TASK GOAL -
I need every line of the material below that includes the string "icon".

============

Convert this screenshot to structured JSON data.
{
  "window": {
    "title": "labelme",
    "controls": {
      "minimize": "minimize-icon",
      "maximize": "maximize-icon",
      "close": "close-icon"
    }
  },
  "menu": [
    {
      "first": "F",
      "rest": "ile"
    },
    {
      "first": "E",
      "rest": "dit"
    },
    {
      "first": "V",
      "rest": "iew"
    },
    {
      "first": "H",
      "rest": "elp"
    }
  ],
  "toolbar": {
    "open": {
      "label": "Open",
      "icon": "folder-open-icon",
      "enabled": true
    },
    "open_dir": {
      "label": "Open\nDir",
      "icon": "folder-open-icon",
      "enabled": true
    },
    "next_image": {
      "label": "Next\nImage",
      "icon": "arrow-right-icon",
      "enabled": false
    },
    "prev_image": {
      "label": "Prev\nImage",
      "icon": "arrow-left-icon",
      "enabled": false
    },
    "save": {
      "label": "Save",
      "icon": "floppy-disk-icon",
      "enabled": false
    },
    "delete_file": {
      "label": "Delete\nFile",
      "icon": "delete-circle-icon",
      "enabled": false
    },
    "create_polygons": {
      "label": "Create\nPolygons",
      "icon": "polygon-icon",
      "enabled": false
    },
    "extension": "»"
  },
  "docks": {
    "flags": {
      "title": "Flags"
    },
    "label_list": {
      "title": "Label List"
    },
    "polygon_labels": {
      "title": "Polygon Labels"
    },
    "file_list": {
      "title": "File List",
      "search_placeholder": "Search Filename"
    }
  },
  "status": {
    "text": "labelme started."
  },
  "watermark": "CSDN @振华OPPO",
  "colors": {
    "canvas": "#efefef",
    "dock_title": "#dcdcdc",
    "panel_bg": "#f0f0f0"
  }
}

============

YOUR SOLUTION -
      "minimize": "minimize-icon",
      "maximize": "maximize-icon",
      "close": "close-icon"
      "icon": "folder-open-icon",
      "icon": "folder-open-icon",
      "icon": "arrow-right-icon",
      "icon": "arrow-left-icon",
      "icon": "floppy-disk-icon",
      "icon": "delete-circle-icon",
      "icon": "polygon-icon",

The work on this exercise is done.